TagCanvas and web fonts
TagCanvas does support the use of web fonts but the way that the canvas deals with them means that the TagCanvas script must be run after the fonts have been loaded by the browser.
Below is an example I created with the release of TagCanvas 1.17 to show that using web fonts is possible - I've added it here to make it easier to find.
Web fonts example
The cloud below is a list of web font names that I have chosen from Google Web Fonts. I selected these fonts because they are all quite different from one another and from the standard list of fonts, so it should be easy to see them working.
Click on a font name to change the font used by the cloud. The name of the currently selected font is shown in the caption under the canvas, and will update when you choose another font.
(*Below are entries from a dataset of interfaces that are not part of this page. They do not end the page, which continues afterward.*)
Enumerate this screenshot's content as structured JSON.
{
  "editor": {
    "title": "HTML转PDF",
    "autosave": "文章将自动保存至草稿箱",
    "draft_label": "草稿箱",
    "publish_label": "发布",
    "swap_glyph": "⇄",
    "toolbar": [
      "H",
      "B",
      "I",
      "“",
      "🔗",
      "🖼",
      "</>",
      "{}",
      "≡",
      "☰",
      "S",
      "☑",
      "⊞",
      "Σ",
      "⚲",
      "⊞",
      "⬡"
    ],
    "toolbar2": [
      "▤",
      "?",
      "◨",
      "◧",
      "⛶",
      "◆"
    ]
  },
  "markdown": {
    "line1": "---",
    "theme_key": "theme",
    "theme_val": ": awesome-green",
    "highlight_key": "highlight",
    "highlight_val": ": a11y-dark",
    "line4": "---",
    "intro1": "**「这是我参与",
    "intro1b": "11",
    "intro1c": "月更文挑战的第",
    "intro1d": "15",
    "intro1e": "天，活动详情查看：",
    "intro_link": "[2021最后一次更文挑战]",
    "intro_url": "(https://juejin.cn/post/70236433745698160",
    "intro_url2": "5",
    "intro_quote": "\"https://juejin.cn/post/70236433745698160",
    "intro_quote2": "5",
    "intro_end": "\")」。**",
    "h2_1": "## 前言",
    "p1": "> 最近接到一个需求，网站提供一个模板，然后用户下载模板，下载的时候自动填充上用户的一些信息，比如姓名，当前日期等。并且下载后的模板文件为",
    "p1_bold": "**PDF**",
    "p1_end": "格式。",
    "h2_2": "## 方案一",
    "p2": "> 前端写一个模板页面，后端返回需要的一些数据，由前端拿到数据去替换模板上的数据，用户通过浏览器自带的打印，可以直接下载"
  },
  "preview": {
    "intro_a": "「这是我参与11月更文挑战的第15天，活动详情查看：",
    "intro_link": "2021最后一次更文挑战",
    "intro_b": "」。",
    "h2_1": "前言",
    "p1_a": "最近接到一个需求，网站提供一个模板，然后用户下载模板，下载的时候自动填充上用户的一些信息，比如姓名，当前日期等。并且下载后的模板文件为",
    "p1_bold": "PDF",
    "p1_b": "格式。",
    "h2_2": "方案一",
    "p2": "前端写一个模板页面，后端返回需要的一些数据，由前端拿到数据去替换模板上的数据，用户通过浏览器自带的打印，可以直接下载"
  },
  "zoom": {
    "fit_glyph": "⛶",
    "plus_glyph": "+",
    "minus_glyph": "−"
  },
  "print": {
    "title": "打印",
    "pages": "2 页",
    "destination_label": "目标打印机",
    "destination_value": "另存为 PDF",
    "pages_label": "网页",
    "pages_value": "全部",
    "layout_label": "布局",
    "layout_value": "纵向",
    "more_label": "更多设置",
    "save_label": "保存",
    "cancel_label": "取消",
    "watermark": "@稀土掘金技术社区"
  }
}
How it worksThe important point to note about using web fonts with TagCanvas is that the font must be loaded before TagCanvas is started. If the font is not loaded when TagCanvas starts, you will either end up with a cloud of small, blank tags, or tags rendered in the browser's default font, depending on the browser.
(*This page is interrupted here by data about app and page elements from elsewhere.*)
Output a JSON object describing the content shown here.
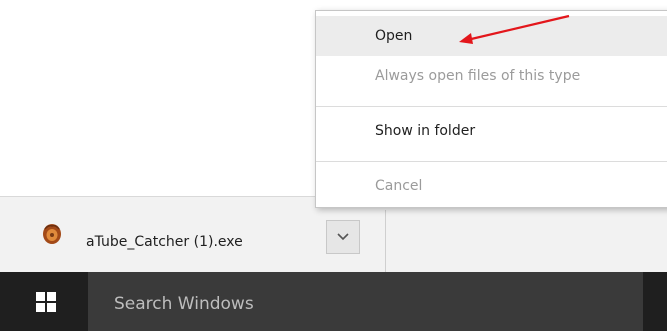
{
  "context_menu": {
    "items": [
      {
        "label": "Open",
        "state": "hover"
      },
      {
        "label": "Always open files of this type",
        "state": "disabled"
      },
      {
        "label": "Show in folder",
        "state": "normal"
      },
      {
        "label": "Cancel",
        "state": "disabled"
      }
    ]
  },
  "download_bar": {
    "file_name": "aTube_Catcher (1).exe",
    "file_icon": "baseball-glove-icon",
    "dropdown_icon": "chevron-down-icon"
  },
  "taskbar": {
    "start_icon": "windows-logo-icon",
    "search_placeholder": "Search Windows"
  },
  "annotation": {
    "arrow_color": "#e3161b"
  }
}
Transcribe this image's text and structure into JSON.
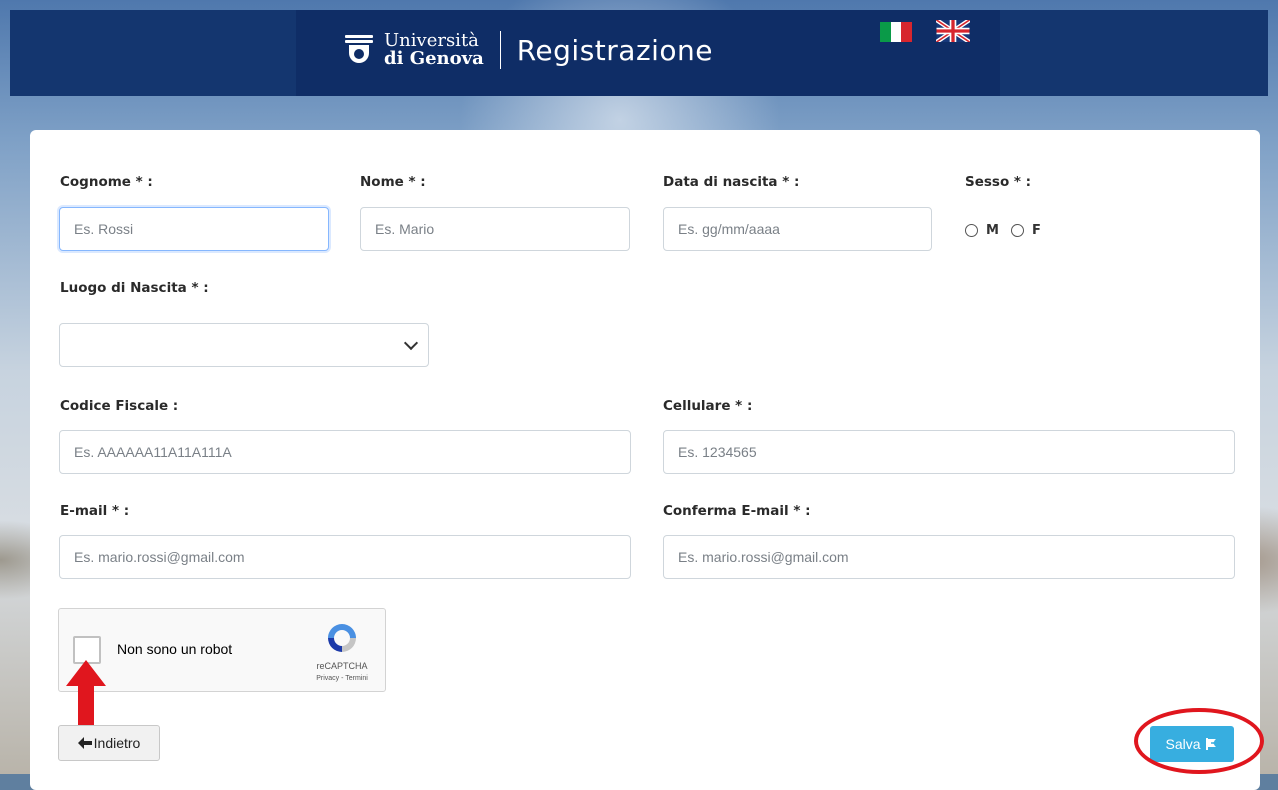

Because I'm using the Google Web Fonts loader, it is quite easy to know when
the fonts are loaded. Instead of adding my
to the window
onload event handler, I've added it to the
WebFontConfig.active callback handler that is triggered when the
fonts are loaded:
I've cleaned the code up a bit here to make it more readable, but this
is how the cloud above is initially started. The
holds the options that are passed to TagCanvas, and the
variable is used by the Google web font loader, which is the block of code at
the bottom of the listing.
option and call
TagCanvas.Start() again. The fonts are all loaded
at once in this example, so there is no need to call
from the web fonts callback when changing font.
If you prefer to use Typekit for your web fonts, that has a similar event callback mechanism that you should use to start TagCanvas when the fonts have loaded.